John Byrd, M.D., of the Ohio State University Comprehensive Cancer Center, is one of the world’s renowned scientists in the field of blood cancer. LLS has been supporting his work for the better part of two decades. While Byrd has, of late, turned his attention to the problem of finding better therapies for patients with acute myeloid leukemia (AML), it is in chronic lymphocytic leukemia (CLL) that he has made his mark.
Byrd defined the mechanism of action in rituximab, the antibody that targets the CD20 protein expressed on the surface of B-cells. Rituximab was the first therapy to extend lives of patients with CLL. Further, Byrd led the Phase 3 clinical trial that led to the FDA approval in 2014 of ibrutinib, a therapy that targets the BTK protein found on the surface of B-cells. Ibrutinib has changed the standard of care for patients with CLL. Byrd currently leads an LLS Specialized Center of Research (SCOR) grant, a major collaborative effort bringing together an interdisciplinary team of investigators to undertake groundbreaking research.
In recognition of Dr. Byrd’s seminal contributions to translational research over his career, the American Society of Hematology tomorrow will present him with the prestigious William Dameshek award, which recognizes outstanding achievement in hematology.
New Byrd Study
Today, on the third day of the American Society of Hematology (#ASH2015) Annual Meeting in Orlando, Byrd presented data on yet another investigational therapy for CLL. The drug, acalabrutinib (ACP-196), is a potent second-generation BTK inhibitor that appears to be even more effective and targeted than ibrutinib with less toxic side effects. The data was also published today in The New England Journal of Medicine (NEJM). The study can be viewed here. (Subscription required for full access).
The BTK protein plays a central role in sending growth signals to cells, so when BTK is inhibited the CLL cancer cells die. The Phase 1 and 2 data for ACP-196 shows that 95 percent of the patients in the trial – all relapsed CLL patients – responded to the drug. Some had complete responses, meaning they were in full remission, and some had partial response, meaning there was still some evidence of disease though it was much reduced.
More CLL Studies
Two other important studies focused on therapies for patients diagnosed with CLL were published in yesterday’s issue of NEJM, both also featuring work supported by LLS.
Thomas Kipps, M.D., Ph.D., University of California San Diego, also the leader of an LLS SCOR, is one of the authors of one of these studies. His colleague, Jan. A. Burger, M.D., Ph.D., of MD Anderson Cancer Center, also an LLS-funded scholar, presented the data yesterday during the ASH meeting.

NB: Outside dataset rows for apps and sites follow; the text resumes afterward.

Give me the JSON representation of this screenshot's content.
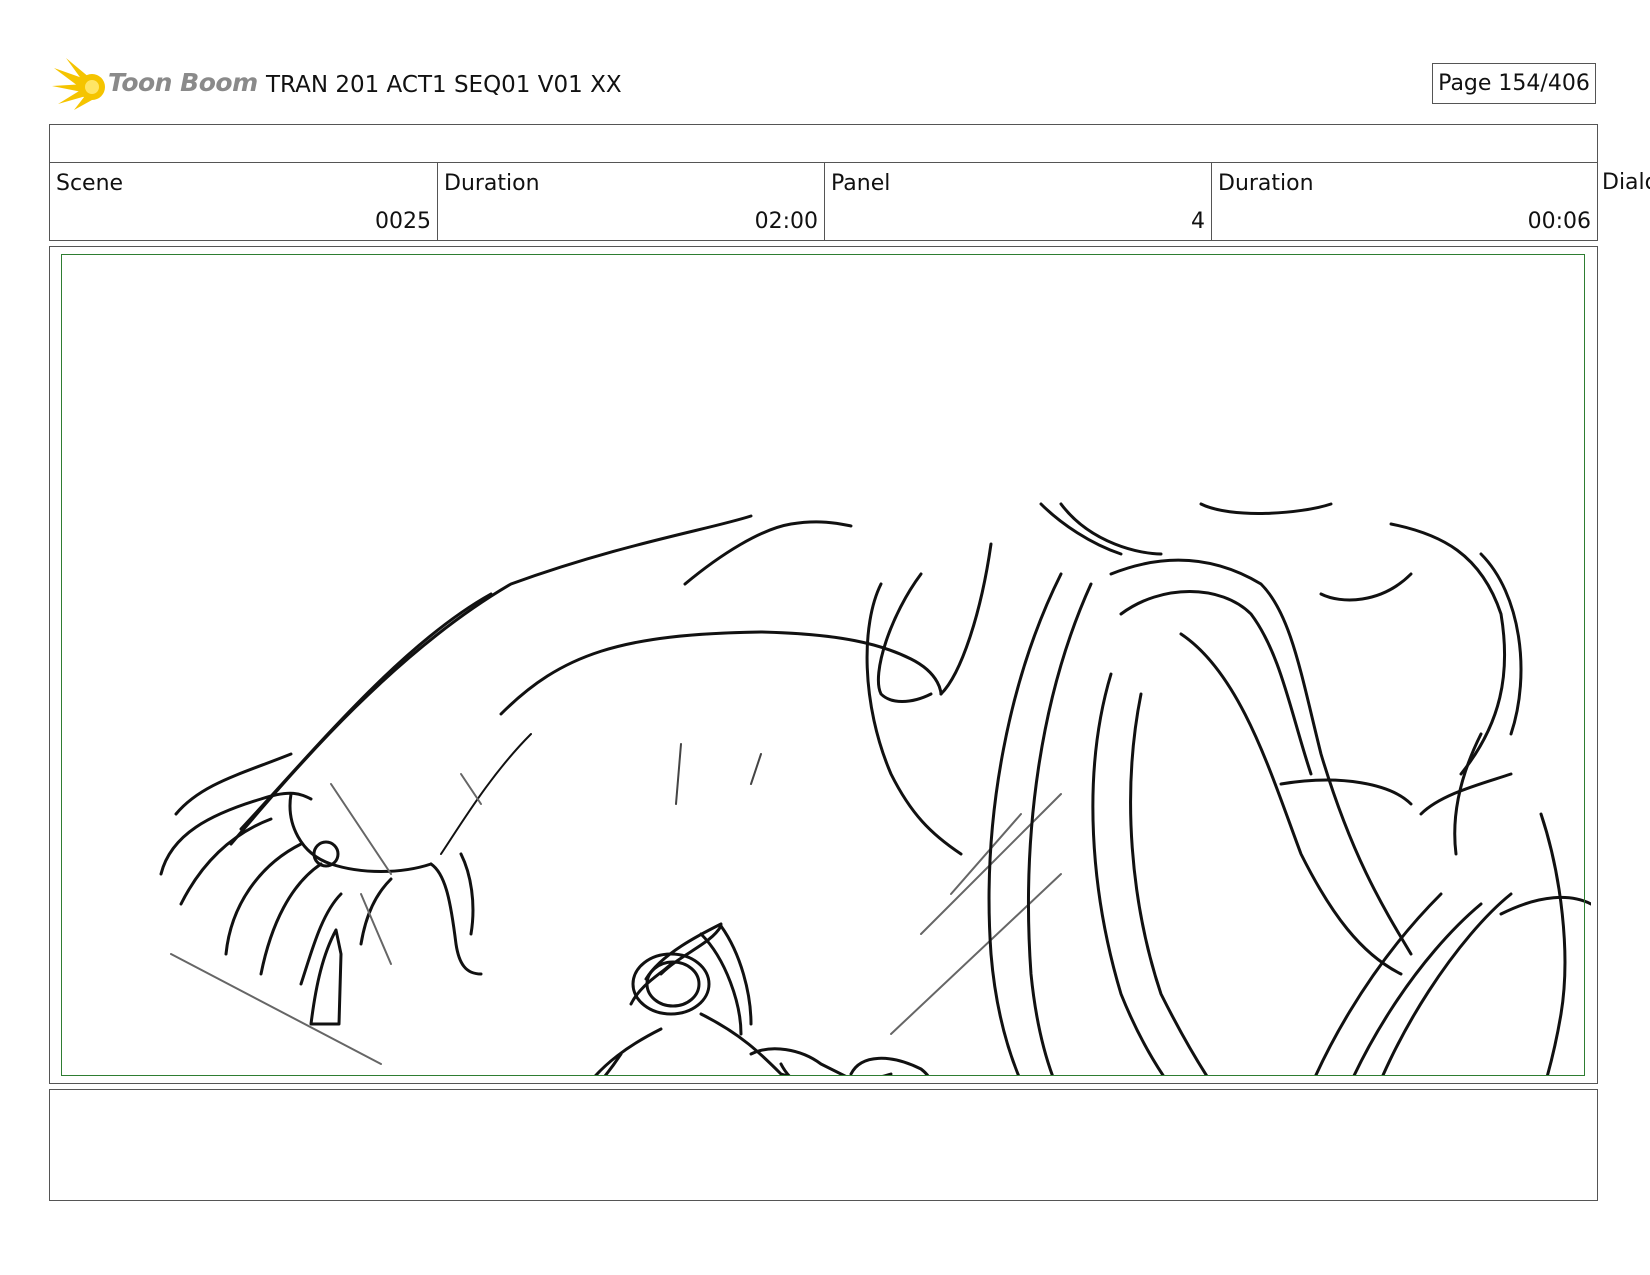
{
  "brand": {
    "name": "Toon Boom",
    "accent": "#f5c400"
  },
  "document": {
    "title": "TRAN 201 ACT1 SEQ01 V01 XX",
    "page": "Page 154/406"
  },
  "info": {
    "scene_label": "Scene",
    "scene_value": "0025",
    "scene_duration_label": "Duration",
    "scene_duration_value": "02:00",
    "panel_label": "Panel",
    "panel_value": "4",
    "panel_duration_label": "Duration",
    "panel_duration_value": "00:06",
    "dialog_label": "Dialo"
  },
  "panel": {
    "frame_color": "#2e7d32",
    "image": "storyboard sketch: small creature crouching on the ground beneath a giant figure's reaching hand"
  },
  "notes": ""
}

The Phase 3 study compares ibrutinib with a standard chemotherapy used to treat patients with CLL, chlorambucil, and finds ibrutinib to be far superior. The patients in the trial were all older adults (median age 73) who had not received any previous treatment for their cancer. The study found that the risk of progression of disease and the risk of death were both 84 percent lower with ibrutinib than with chlorambucil. The implication is that ibrutinib may replace chemotherapy as a first-line treatment for newly diagnosed CLL patients. The study is covered in this article by Alice Park in Time magazine. The NEJM article can be seen here. (Subscription required for full access).
And the other study published yesterday in NEJM was for a therapy called venetoclax, formerly known as ABT-199. Another LLS SCOR, this led by Jerry Adams, Ph.D., of Walter & Eliza Hall Institute of Medical Research (WEHI) in Australia, has supported this work. Adams’ colleague, Andrew W. Roberts, Ph.D., of WEHI, was the lead author. Venetoclax targets the BCL2 protein, also central to the survival of CLL cells. In this study of relapsed CLL patients, 92 percent responded to the drug; 20 percent achieved a complete remission. The 15-month progression-free survival estimate for the 400-mg dose groups was 69 percent. Data regarding venetoclax has also been reported by Roberts’ colleagues and others throughout the ASH meeting.
The NEJM article can be read here. (Subscription required for full access).